THE issues of uncut vegetation and what was seen as a lack of dredging in the West Midlands were just a couple of the standout issues raised during the recent Canal & River Trust regional users’ forum meeting.
Many users attended the meeting hosted by the Birmingham Canal Navigations Society in the Titford Pump House.
It was chaired by boating and customer service manager Tom Freeland, who started with a review of the trust’s activities during the Commonwealth Games and, for many more importantly, the legacy of the games. From his presentation, it would seem that the primary objective was raising CRT’s profile – something it felt had been achieved.
With viewing figures of 28.6 million, the ‘modest’ investment in marketing was considered worthwhile although no indication was given as to how ‘modest’ this amount was. With government grants in the minds of many within CRT, they feel there is a need to grow the level of support for the organisation and the waterways, in general, to help build the case for continued financial support.
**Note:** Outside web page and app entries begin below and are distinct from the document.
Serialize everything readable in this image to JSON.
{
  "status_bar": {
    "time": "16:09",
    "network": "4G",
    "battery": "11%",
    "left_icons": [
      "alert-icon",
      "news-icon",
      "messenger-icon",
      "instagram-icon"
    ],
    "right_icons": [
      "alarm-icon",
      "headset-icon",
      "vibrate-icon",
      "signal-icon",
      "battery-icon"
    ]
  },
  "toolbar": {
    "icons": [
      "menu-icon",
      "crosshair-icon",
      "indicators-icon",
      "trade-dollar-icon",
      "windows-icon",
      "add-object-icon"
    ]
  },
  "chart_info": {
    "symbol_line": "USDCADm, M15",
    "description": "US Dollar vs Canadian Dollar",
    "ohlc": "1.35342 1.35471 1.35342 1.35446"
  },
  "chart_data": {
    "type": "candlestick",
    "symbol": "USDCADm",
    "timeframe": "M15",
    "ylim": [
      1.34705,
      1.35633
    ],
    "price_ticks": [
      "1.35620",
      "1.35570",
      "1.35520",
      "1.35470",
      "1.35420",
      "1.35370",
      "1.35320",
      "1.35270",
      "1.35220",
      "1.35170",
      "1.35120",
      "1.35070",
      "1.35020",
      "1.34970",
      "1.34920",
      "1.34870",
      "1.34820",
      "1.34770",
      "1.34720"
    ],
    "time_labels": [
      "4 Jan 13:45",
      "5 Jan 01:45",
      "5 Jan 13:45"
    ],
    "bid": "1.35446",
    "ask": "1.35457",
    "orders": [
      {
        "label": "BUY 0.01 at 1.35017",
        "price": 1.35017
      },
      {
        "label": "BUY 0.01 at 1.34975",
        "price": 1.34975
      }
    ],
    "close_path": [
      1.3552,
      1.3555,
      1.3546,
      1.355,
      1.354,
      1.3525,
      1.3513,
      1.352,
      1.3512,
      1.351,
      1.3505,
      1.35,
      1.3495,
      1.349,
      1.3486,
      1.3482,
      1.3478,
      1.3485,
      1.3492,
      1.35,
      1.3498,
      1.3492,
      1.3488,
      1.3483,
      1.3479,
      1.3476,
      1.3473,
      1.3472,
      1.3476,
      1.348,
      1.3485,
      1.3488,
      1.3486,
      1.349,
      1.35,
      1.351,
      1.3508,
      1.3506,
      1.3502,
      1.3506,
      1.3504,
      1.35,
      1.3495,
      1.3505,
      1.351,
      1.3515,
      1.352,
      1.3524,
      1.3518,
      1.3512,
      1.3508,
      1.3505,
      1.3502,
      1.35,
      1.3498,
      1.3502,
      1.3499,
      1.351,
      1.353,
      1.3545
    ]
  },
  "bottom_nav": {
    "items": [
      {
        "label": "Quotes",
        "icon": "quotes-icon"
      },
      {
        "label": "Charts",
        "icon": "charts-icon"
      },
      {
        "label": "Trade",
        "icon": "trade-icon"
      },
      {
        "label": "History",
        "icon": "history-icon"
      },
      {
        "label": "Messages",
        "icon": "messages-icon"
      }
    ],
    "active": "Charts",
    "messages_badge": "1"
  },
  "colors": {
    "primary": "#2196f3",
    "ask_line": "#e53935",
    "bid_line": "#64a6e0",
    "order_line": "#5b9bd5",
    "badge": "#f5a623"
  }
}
Sally Boddy, CRT regional engineer, outlined the planned works for the area over the coming 12 months and beyond. With a limited budget of £13.7 million for repair and maintenance and rising costs, the challenge will continue to make money go as far as possible. To help, a significant amount of external funding is obtained from various sources, something Charles Hughes, CRT’s environmental scientist, highlighted in his presentation.
During his presentation, Charles highlighted his role in allocating resources and assessing the locations for dredging work to be carried out. As such, he had to answer a number of questions on the issue that many boaters have problems with. Like Sally Boddy, he, too, has a problem with having finite resources and significant demand for those resources.
He outlined the criteria used when deciding where this work would be carried out, including hydrographic surveys, the dredging schedule, the feedback from boaters and the traffic levels in a given area. He was asked about a number of locations within the West Midlands where audience members had run into problems – some quite literally. He was able to provide some detail on when work was to be carried out in several locations.
Charles also outlined the environmental work done to remove invasive species and the work undertaken to create and retain existing wildlife habitats. He thanked the many volunteers who have helped survey large sections of the system on the lookout for water voles, otters, bats, moths and many other species.
While Charles Hughes is working to retain and encourage habitat, his colleague, Richard Preston, regional operations manager, has the unenviable task – together with more than 90 operatives and a number of contractors – of keeping vegetation under control. The mowing of towpaths has become an emotive subject in the West Midlands.
Richard was quick to admit that the transition to the contractor, Ground Force, which won the contract for vegetation management some time ago, didn’t go smoothly. The company, hampered by Covid and an inability to recruit sufficient staff, is still working to catch up. Richard is still meeting with its senior staff to address the problems. It would seem that the West Midlands has been unlucky as other parts of the country have different contractors who have been able to carry out the vegetation work more effectively.
Head of customer service support Matthew Symonds rounded off the event by discussing the Boater Census and his plan to gather more data to enable the trust to implement a future strategy. It was pointed out that this had been done before but that ‘nothing had come of it’. In reply, Matthew said that he intended to make sure that any policy suggestions were followed up this time.
With the meeting overrunning, Tom Freeland closed the meeting by thanking the attendees and adding that any pre-submitted questions would be answered in writing.